One country’s terrorist menace is one Baltimore Sun reporter’s insurgency.
In his December 18 article, “Paying the price for resistance,” Sun foreign reporter Scott Calvert gave readers a snapshot of a “violent insurgency that has forced a 20 percent to 25 percent cut” in Nigerian oil exports.
Yet even as he quoted an e-mail warning “to all oil companies in the delta” that “your nightmare has not even begun,” Calvert left out any reference to the Movement for the Emancipation of the Niger Delta (MEND) as a terrorist organization in his more than 2,600-word article.
“I don't like Shell,” Calvert quoted one sympathizer, referring to the Dutch oil company. “They cause so much problems. We have youths who don't have work to do. Sometimes they get up and say, ‘Look at these people taking oil; let's go and meet them,’” said 37-year-old Mosco Johnny.
Calvert left out any defense of Shell Oil from either the company or from an industry expert, although he did quote veteran oil contractor John Anderson, who insisted “the military government seemed to keep a tighter rein on the problem” than the current civilian government does.

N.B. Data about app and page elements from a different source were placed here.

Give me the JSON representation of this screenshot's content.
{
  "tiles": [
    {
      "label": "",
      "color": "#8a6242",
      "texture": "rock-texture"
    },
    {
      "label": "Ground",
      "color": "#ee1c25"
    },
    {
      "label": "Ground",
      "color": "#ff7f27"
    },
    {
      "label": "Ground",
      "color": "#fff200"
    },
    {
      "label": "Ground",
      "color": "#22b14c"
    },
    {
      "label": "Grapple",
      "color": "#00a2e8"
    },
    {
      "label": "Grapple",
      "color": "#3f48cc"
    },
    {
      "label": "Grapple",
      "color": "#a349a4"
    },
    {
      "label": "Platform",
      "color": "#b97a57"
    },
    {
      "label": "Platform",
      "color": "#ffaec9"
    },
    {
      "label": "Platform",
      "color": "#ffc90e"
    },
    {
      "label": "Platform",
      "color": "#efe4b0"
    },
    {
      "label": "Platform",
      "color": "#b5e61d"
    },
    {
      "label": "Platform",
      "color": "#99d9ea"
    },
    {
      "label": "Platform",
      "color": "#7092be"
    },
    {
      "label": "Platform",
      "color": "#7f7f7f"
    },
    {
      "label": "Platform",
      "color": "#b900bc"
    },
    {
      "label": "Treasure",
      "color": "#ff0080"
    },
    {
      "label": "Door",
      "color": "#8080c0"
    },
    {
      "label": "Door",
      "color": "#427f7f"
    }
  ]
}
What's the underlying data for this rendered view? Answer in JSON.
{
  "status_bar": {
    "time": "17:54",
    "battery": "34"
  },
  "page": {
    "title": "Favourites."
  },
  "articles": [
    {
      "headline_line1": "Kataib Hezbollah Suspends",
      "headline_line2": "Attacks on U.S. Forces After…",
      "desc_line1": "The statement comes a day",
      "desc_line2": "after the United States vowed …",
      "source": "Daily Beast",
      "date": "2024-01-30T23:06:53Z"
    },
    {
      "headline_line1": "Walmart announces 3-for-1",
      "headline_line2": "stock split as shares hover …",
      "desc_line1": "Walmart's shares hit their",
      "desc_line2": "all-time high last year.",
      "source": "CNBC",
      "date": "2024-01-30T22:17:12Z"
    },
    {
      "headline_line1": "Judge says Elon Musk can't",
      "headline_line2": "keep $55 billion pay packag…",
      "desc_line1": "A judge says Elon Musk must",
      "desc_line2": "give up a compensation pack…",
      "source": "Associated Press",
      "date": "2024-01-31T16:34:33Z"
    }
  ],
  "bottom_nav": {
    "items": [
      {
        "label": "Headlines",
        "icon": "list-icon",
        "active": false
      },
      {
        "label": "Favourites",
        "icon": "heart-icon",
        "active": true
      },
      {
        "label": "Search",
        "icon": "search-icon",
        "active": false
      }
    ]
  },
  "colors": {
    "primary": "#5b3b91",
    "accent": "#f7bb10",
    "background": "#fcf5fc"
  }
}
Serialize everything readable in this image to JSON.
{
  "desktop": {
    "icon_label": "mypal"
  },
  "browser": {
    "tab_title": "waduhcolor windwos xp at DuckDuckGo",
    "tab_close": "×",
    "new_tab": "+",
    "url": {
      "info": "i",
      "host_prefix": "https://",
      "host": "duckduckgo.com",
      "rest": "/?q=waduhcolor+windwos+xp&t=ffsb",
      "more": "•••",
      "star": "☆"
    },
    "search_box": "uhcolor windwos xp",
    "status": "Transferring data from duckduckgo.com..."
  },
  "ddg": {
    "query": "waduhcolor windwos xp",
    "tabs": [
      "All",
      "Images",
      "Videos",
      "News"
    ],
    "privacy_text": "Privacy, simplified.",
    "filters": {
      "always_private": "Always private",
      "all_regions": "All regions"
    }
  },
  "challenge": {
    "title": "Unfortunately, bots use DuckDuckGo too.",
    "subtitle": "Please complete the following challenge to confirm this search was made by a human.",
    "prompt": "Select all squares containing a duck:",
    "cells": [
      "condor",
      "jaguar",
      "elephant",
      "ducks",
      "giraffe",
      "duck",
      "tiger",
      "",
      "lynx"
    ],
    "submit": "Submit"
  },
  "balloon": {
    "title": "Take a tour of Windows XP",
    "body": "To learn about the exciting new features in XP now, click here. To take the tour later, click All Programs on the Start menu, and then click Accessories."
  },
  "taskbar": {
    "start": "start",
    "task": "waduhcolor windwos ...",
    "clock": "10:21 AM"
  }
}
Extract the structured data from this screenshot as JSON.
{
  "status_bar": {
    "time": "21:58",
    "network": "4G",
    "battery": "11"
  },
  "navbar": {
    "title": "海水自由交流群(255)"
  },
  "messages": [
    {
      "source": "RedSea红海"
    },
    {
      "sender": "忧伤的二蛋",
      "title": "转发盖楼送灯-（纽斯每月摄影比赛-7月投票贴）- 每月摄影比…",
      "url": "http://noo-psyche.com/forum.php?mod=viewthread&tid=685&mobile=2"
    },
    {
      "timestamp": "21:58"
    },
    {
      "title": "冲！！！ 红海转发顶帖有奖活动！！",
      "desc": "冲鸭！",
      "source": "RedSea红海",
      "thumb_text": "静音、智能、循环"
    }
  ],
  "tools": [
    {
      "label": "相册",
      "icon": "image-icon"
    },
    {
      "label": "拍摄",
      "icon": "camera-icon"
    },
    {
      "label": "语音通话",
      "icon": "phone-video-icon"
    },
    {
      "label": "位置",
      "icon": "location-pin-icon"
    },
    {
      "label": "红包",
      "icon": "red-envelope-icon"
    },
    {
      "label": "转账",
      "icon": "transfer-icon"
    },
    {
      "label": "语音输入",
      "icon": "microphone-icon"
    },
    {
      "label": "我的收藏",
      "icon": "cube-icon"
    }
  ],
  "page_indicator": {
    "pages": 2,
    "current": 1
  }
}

Even so, Calvert added that the British-born Anderson can “understand their plight, with all the poverty.”
While Calvert did inform readers that MEND has a rich history of violence, car bombings, and hostage-takings, not once in his article did he describe the group as a terrorist organization.
According to the online Terrorism Knowledge Base Web site (TKB), which aggregates counterterrorism data from sources including the U.S. Department of Homeland Security and private security analysis firm the RAND Corporation, MEND is one of the largest terror groups operating in the Niger Delta region and has as its “ultimate goal” “to expel foreign oil companies and Nigerians not indigenous to the Delta region.”
In the short run, TKB notes that the group specializes in armed extortion.